* Exercise
Find the string "addElement" in the data, then copy every line where it is found.

* Task material
---*---

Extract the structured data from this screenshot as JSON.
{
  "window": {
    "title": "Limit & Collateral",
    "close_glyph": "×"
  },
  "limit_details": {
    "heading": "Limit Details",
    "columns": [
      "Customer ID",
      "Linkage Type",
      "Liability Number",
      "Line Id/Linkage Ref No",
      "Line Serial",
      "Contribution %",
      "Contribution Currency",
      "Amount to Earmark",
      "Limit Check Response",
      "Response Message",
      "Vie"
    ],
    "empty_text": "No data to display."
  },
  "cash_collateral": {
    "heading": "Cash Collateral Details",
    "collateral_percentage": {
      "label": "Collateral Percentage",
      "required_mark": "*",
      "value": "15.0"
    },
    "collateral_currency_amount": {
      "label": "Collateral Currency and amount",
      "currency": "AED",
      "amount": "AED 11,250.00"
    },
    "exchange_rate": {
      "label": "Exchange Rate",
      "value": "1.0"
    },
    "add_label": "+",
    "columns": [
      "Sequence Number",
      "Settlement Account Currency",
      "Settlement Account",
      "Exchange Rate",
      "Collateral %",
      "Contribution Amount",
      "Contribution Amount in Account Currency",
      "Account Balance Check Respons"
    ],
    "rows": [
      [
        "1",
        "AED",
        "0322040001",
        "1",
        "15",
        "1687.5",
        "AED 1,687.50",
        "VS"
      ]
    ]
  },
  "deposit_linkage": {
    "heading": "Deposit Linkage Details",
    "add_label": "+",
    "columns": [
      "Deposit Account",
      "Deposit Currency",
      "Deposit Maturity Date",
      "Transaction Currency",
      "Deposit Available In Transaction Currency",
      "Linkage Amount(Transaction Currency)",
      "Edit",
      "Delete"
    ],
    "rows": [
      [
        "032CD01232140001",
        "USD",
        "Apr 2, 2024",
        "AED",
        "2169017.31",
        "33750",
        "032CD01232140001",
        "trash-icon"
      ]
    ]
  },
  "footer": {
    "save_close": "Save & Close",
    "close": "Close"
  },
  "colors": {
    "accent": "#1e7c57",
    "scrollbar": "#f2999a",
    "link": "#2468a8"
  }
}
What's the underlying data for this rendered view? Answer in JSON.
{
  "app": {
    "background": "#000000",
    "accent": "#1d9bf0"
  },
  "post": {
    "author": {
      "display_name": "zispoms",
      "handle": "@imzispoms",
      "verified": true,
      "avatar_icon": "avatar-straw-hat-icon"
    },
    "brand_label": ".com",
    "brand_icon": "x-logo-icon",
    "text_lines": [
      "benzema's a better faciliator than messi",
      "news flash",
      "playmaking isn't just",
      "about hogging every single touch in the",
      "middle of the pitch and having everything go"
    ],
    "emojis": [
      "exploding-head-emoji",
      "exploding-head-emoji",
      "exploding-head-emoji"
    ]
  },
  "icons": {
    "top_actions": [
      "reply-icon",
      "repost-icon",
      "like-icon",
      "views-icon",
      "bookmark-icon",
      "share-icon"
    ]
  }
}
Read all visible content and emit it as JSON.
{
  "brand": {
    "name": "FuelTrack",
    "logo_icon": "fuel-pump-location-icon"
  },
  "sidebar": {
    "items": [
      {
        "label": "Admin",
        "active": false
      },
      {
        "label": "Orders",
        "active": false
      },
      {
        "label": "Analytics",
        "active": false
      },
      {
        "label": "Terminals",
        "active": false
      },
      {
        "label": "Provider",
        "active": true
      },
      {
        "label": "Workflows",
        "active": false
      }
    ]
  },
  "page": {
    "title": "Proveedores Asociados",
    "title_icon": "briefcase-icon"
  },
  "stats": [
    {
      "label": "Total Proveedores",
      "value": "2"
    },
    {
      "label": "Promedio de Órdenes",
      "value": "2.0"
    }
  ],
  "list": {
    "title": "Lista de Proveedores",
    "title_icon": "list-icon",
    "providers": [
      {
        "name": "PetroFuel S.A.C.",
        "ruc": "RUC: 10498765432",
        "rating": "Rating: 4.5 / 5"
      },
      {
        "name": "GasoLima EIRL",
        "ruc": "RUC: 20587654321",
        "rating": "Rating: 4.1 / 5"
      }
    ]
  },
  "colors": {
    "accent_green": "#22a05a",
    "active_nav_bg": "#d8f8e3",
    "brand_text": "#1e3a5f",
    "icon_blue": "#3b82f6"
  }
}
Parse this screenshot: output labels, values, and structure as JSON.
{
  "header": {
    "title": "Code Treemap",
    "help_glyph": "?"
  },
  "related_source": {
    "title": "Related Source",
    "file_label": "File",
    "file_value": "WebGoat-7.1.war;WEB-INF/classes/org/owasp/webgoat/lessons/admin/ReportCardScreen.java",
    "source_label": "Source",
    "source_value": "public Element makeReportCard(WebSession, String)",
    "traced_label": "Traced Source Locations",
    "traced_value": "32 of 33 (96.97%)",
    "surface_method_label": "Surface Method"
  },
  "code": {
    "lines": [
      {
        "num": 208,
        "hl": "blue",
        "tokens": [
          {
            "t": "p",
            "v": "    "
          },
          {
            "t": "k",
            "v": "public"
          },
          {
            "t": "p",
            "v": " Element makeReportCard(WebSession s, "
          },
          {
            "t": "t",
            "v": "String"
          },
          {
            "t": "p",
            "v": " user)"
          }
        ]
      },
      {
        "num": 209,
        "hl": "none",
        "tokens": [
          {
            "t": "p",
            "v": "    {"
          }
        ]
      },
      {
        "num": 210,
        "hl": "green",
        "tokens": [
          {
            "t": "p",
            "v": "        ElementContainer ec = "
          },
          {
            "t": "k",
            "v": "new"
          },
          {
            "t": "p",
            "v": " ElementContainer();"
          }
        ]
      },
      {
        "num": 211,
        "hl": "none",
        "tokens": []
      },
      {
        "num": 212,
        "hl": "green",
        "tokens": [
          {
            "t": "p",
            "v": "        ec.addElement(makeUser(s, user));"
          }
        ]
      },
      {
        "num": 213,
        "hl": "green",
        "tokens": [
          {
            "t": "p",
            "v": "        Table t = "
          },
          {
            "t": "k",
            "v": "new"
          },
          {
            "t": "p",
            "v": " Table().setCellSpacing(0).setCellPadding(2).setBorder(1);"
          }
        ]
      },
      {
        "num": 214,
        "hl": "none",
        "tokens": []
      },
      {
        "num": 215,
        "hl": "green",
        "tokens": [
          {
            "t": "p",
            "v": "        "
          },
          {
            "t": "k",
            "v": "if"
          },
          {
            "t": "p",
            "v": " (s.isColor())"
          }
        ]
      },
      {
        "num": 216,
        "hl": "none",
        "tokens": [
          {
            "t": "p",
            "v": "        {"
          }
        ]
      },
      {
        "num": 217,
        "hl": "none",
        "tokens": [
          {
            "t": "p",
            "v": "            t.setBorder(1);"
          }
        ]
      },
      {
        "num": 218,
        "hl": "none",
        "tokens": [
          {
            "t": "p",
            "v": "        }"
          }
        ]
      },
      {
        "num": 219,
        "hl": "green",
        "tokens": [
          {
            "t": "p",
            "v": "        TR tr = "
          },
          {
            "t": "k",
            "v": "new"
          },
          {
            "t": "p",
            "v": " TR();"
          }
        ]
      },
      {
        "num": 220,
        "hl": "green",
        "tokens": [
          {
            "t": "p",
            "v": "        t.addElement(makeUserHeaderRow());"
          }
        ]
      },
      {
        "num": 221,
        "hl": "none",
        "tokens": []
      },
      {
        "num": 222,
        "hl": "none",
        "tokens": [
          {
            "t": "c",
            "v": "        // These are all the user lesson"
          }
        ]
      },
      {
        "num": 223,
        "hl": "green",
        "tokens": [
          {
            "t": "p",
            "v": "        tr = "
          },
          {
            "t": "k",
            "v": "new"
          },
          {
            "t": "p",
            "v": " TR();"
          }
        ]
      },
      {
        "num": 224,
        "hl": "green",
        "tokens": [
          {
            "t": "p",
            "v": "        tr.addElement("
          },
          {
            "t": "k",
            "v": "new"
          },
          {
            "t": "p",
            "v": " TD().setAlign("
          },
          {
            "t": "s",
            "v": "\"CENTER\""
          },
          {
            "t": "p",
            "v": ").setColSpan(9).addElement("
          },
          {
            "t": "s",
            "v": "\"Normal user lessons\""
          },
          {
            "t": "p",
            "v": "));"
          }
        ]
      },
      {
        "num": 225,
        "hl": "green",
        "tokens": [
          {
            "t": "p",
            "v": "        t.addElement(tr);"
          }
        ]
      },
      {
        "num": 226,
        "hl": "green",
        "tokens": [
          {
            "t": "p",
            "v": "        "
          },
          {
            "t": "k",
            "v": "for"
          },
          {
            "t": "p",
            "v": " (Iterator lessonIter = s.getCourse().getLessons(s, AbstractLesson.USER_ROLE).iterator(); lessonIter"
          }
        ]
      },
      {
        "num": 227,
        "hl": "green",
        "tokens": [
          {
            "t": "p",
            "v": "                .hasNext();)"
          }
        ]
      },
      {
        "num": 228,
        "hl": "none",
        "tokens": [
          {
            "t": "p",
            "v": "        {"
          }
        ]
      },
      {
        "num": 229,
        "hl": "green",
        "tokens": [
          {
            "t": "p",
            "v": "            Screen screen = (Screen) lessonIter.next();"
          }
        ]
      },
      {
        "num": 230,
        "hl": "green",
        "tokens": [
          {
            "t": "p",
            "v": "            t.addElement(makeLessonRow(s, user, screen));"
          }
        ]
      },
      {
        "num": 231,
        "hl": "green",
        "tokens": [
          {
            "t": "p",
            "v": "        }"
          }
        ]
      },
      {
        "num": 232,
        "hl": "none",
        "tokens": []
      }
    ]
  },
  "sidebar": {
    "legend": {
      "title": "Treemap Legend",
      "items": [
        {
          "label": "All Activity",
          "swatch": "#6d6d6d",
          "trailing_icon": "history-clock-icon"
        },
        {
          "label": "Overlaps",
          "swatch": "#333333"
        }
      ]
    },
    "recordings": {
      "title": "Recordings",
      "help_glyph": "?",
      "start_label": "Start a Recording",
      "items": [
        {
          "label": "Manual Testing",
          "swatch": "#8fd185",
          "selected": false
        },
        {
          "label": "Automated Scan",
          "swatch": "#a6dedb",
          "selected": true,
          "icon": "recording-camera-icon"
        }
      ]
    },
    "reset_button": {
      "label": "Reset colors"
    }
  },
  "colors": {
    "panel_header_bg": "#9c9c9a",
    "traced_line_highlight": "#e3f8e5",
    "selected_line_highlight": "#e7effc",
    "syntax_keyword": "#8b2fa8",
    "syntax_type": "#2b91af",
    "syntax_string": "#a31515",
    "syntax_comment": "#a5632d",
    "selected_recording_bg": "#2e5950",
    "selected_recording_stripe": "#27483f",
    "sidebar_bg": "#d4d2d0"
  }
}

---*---

* Reply
            "v": "        ec.addElement(makeUser(s, user));"
            "v": "        t.addElement(makeUserHeaderRow());"
            "v": "        tr.addElement("
            "v": ").setColSpan(9).addElement("
            "v": "        t.addElement(tr);"
            "v": "            t.addElement(makeLessonRow(s, user, screen));"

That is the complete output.